Then playing with the blade he prick'd his hand, Each, its own charm; and Edith's everywhere: “A gracious gift to give a lady, this !" And Edith ever visitant with him,
“But would it be more gracious," ask'd the girl, He but less loved than Edith, of her poor:
“Were I to give this gift of his to one For she—so lowly-lovely and so loving,
That is no lady?” “Gracious ? No," said he. Queenly responsive when the loyal hand
"Me?-but I cared not for it. O pardon me,
For I am more ungracious ev'n than you,
I care not for it either;" and he said of comfort and an open hand of help,
"Why then I love it:" but Sir Aylmer past, A splendid presence flattering the poor roofs And neither loved nor liked the thing he heard. Revered as theirs, but kindlier than themselves To ailing wife or wailing infancy
The next day came a neighbor. Blues and reds Or old bedridden palsy, -was adored ;
They talk'd of: blues were sure of it, he thought: Hé, loved for her and for himself. A grasp
Then of the latest fox-where started-killid
My Peter, first:" and did Sir Aylmer know
That great pock-pitten fellow had been caught ? Were no false passport to that easy realm,
Then made his pleasure echo, hand to hand, Where once with Leolin at her side the girl, And rolling as it were the substance of it Nursing a child, and turning to the warmth Between his palms a moment up and down, The tender pink five-beaded baby-soles,
“ The birds were warm, the birds were warm upon Heard the good mother softly whisper “Bless, God bless 'em; marriages are made in Heaven." We have him now:" and had Sir Aylmer heard
Nay, but he must-the land was ringing of itA flash of semi-jealonsy clear'd it to her.
This blacksmith-border marriage-one they knew My Lady's Indian kinsman unannounced
Raw from the nursery-who could trust a child ! With half a score of swarthy faces came.
That cursed France with her egalities ! His own, tho' keen and bold and soldierly,
And did Sir Aylmer (deferentially Sear' 1 by the close ecliptic, was not fair;
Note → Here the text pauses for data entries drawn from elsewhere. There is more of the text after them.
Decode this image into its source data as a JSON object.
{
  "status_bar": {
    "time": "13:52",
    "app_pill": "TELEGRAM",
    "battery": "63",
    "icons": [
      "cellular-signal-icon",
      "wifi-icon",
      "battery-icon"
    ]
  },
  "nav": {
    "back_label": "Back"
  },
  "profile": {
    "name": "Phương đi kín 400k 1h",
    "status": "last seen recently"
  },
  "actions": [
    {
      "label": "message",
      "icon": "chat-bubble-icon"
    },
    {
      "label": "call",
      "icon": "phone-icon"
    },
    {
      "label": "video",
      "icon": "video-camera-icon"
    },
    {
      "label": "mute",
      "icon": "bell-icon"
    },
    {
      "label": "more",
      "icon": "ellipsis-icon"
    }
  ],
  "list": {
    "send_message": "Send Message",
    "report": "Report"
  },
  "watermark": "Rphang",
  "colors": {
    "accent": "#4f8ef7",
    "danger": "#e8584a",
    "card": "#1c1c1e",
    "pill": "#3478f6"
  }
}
With nearing chair and lower'd accent) thinkFairer his talk, a tongue that rnled the hour, For people talk'd—that it was wholly wise Tho' seeming boastful: so when first he dash'd To let that handsome fellow Averill walk into the chronicle of a deedful day,
So freely with his daughter? people talk'd